What the exercise asks:
Find every line in the data that contains the word "category". Return each of those lines.

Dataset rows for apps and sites
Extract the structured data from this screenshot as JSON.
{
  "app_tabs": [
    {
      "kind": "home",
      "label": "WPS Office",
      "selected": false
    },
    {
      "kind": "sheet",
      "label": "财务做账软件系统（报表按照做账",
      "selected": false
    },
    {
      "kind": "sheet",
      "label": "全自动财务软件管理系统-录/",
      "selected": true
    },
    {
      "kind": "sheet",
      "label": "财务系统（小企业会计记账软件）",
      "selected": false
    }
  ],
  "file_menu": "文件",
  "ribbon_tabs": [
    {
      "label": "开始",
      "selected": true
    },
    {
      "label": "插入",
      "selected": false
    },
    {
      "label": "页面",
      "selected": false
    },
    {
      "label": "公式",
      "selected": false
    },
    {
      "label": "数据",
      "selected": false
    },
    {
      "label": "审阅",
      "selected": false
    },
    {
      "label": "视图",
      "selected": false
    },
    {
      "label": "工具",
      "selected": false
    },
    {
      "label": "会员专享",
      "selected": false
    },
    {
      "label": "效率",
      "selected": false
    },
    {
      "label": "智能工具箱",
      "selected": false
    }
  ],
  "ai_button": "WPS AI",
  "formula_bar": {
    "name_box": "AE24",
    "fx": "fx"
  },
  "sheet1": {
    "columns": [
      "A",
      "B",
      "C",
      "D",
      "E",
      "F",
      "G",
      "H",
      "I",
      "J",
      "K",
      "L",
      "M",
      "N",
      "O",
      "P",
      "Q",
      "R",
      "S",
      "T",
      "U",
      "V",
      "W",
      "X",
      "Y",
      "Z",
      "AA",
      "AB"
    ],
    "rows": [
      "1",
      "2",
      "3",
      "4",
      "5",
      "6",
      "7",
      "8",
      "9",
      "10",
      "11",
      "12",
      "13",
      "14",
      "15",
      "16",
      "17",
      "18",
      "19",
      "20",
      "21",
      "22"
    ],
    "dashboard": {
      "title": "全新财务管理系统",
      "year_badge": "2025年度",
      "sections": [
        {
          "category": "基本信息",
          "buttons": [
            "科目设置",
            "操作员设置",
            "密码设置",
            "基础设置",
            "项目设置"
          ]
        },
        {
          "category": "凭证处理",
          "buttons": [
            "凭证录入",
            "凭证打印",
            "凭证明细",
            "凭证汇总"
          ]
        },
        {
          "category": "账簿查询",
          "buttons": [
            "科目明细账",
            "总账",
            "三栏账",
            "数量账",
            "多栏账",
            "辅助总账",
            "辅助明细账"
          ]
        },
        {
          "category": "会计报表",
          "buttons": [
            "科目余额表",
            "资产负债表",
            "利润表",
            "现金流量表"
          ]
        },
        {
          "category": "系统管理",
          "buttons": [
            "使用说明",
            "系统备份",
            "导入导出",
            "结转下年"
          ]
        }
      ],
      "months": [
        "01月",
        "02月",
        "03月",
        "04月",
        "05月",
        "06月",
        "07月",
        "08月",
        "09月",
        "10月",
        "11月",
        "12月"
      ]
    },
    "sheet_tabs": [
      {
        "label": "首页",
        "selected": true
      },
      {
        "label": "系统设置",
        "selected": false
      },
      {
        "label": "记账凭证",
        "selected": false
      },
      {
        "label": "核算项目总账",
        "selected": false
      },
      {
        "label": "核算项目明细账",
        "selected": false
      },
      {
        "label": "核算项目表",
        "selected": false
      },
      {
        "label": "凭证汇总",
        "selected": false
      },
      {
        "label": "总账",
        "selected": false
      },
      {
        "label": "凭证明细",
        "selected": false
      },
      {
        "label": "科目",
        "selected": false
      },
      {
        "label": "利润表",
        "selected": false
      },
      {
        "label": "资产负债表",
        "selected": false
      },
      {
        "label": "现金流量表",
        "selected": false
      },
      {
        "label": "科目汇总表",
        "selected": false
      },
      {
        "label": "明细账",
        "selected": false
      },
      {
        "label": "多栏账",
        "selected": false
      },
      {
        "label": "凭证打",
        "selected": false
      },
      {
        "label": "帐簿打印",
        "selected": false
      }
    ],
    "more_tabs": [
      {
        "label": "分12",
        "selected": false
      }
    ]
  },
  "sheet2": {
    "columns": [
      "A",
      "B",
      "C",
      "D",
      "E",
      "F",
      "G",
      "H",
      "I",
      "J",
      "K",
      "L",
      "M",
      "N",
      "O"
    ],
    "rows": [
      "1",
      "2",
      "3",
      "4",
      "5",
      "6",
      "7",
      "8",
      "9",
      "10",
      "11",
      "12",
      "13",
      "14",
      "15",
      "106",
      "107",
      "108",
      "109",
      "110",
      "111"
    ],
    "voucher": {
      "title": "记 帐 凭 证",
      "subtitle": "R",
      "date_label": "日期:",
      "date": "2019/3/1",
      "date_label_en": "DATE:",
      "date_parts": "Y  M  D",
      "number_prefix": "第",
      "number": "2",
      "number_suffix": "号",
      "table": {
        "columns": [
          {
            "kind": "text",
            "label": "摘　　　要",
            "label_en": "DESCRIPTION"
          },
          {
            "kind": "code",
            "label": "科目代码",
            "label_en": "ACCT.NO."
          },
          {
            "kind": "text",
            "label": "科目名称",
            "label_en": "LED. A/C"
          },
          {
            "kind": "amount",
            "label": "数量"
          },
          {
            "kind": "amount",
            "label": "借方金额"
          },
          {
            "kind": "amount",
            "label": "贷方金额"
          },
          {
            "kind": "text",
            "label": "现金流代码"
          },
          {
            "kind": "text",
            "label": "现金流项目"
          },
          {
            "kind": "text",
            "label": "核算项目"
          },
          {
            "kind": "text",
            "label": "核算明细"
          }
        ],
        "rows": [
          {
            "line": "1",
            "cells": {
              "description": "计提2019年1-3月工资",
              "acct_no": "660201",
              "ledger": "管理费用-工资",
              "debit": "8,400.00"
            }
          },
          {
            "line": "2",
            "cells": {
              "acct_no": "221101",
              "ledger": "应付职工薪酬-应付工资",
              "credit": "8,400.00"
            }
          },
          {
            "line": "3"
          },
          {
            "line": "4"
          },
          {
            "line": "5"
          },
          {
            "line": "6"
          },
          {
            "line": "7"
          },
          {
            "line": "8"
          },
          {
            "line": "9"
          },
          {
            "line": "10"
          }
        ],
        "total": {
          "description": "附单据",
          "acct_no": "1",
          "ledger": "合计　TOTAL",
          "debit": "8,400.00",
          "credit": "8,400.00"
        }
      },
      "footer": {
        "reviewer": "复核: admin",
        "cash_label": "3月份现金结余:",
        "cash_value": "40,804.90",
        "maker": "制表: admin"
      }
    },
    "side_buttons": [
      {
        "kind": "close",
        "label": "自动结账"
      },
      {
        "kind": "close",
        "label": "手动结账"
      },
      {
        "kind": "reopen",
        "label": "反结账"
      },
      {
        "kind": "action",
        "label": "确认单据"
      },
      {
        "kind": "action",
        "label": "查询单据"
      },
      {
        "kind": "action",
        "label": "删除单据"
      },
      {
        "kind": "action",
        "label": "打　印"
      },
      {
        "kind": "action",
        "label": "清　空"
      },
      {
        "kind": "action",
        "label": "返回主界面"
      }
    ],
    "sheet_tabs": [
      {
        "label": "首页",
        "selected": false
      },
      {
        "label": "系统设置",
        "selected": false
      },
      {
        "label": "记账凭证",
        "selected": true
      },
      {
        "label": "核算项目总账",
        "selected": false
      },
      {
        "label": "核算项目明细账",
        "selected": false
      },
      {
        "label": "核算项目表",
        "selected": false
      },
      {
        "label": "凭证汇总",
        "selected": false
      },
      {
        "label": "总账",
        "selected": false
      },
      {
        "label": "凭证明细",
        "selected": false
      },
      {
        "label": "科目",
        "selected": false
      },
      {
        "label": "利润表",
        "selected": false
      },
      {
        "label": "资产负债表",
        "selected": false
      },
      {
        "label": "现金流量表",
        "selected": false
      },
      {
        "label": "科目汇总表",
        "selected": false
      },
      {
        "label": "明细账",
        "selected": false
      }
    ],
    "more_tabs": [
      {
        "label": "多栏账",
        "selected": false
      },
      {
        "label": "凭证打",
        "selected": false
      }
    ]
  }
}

Your response:
          "category": "基本信息",
          "category": "凭证处理",
          "category": "账簿查询",
          "category": "会计报表",
          "category": "系统管理",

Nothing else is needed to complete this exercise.